===== Material shown

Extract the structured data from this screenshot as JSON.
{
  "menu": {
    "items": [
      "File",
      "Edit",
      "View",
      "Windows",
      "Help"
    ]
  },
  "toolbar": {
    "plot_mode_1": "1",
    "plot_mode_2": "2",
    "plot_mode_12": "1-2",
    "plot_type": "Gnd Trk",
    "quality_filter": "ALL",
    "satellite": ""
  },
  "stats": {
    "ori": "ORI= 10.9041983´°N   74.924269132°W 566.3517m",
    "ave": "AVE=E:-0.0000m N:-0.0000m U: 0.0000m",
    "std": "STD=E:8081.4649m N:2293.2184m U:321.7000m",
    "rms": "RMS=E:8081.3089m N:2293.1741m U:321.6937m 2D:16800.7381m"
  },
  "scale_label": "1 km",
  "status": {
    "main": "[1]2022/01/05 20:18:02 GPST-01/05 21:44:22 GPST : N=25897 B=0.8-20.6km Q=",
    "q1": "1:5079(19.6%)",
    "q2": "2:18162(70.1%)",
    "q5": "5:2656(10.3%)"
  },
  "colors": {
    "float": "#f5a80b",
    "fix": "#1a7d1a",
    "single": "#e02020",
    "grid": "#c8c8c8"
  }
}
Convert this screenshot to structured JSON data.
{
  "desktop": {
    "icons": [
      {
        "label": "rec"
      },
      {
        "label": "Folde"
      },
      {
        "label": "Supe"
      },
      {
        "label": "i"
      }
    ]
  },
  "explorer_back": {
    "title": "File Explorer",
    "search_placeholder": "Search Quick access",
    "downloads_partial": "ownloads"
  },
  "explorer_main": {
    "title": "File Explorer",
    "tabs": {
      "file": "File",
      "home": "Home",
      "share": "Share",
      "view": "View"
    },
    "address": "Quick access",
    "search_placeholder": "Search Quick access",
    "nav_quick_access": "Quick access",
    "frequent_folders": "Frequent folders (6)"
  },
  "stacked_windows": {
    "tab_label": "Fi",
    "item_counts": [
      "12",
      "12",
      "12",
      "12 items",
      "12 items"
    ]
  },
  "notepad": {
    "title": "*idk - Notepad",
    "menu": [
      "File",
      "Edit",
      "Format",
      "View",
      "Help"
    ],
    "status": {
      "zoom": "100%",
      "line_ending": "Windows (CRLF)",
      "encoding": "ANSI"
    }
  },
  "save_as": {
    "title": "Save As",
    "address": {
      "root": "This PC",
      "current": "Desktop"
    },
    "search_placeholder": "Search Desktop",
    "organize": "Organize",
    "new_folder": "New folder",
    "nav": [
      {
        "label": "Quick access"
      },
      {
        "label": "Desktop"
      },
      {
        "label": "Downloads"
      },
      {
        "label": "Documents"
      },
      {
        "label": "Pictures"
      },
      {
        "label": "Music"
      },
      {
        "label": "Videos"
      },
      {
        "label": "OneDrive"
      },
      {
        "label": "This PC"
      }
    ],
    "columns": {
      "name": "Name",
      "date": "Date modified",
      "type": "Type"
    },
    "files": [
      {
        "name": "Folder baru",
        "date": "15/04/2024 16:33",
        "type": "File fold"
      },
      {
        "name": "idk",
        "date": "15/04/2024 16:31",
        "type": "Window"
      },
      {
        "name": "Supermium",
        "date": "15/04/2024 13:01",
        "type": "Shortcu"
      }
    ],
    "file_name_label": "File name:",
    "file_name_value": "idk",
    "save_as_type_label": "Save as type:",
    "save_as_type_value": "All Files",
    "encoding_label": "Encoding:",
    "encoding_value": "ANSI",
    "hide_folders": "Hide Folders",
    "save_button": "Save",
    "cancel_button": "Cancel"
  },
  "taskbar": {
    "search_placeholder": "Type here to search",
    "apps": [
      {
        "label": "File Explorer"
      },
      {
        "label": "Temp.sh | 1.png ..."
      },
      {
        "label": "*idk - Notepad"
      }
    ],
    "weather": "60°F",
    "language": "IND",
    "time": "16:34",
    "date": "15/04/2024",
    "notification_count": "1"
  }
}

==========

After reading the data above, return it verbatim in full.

## Output for this task
Extract the structured data from this screenshot as JSON.
{
  "menu": {
    "items": [
      "File",
      "Edit",
      "View",
      "Windows",
      "Help"
    ]
  },
  "toolbar": {
    "plot_mode_1": "1",
    "plot_mode_2": "2",
    "plot_mode_12": "1-2",
    "plot_type": "Gnd Trk",
    "quality_filter": "ALL",
    "satellite": ""
  },
  "stats": {
    "ori": "ORI= 10.9041983´°N   74.924269132°W 566.3517m",
    "ave": "AVE=E:-0.0000m N:-0.0000m U: 0.0000m",
    "std": "STD=E:8081.4649m N:2293.2184m U:321.7000m",
    "rms": "RMS=E:8081.3089m N:2293.1741m U:321.6937m 2D:16800.7381m"
  },
  "scale_label": "1 km",
  "status": {
    "main": "[1]2022/01/05 20:18:02 GPST-01/05 21:44:22 GPST : N=25897 B=0.8-20.6km Q=",
    "q1": "1:5079(19.6%)",
    "q2": "2:18162(70.1%)",
    "q5": "5:2656(10.3%)"
  },
  "colors": {
    "float": "#f5a80b",
    "fix": "#1a7d1a",
    "single": "#e02020",
    "grid": "#c8c8c8"
  }
}
Convert this screenshot to structured JSON data.
{
  "desktop": {
    "icons": [
      {
        "label": "rec"
      },
      {
        "label": "Folde"
      },
      {
        "label": "Supe"
      },
      {
        "label": "i"
      }
    ]
  },
  "explorer_back": {
    "title": "File Explorer",
    "search_placeholder": "Search Quick access",
    "downloads_partial": "ownloads"
  },
  "explorer_main": {
    "title": "File Explorer",
    "tabs": {
      "file": "File",
      "home": "Home",
      "share": "Share",
      "view": "View"
    },
    "address": "Quick access",
    "search_placeholder": "Search Quick access",
    "nav_quick_access": "Quick access",
    "frequent_folders": "Frequent folders (6)"
  },
  "stacked_windows": {
    "tab_label": "Fi",
    "item_counts": [
      "12",
      "12",
      "12",
      "12 items",
      "12 items"
    ]
  },
  "notepad": {
    "title": "*idk - Notepad",
    "menu": [
      "File",
      "Edit",
      "Format",
      "View",
      "Help"
    ],
    "status": {
      "zoom": "100%",
      "line_ending": "Windows (CRLF)",
      "encoding": "ANSI"
    }
  },
  "save_as": {
    "title": "Save As",
    "address": {
      "root": "This PC",
      "current": "Desktop"
    },
    "search_placeholder": "Search Desktop",
    "organize": "Organize",
    "new_folder": "New folder",
    "nav": [
      {
        "label": "Quick access"
      },
      {
        "label": "Desktop"
      },
      {
        "label": "Downloads"
      },
      {
        "label": "Documents"
      },
      {
        "label": "Pictures"
      },
      {
        "label": "Music"
      },
      {
        "label": "Videos"
      },
      {
        "label": "OneDrive"
      },
      {
        "label": "This PC"
      }
    ],
    "columns": {
      "name": "Name",
      "date": "Date modified",
      "type": "Type"
    },
    "files": [
      {
        "name": "Folder baru",
        "date": "15/04/2024 16:33",
        "type": "File fold"
      },
      {
        "name": "idk",
        "date": "15/04/2024 16:31",
        "type": "Window"
      },
      {
        "name": "Supermium",
        "date": "15/04/2024 13:01",
        "type": "Shortcu"
      }
    ],
    "file_name_label": "File name:",
    "file_name_value": "idk",
    "save_as_type_label": "Save as type:",
    "save_as_type_value": "All Files",
    "encoding_label": "Encoding:",
    "encoding_value": "ANSI",
    "hide_folders": "Hide Folders",
    "save_button": "Save",
    "cancel_button": "Cancel"
  },
  "taskbar": {
    "search_placeholder": "Type here to search",
    "apps": [
      {
        "label": "File Explorer"
      },
      {
        "label": "Temp.sh | 1.png ..."
      },
      {
        "label": "*idk - Notepad"
      }
    ],
    "weather": "60°F",
    "language": "IND",
    "time": "16:34",
    "date": "15/04/2024",
    "notification_count": "1"
  }
}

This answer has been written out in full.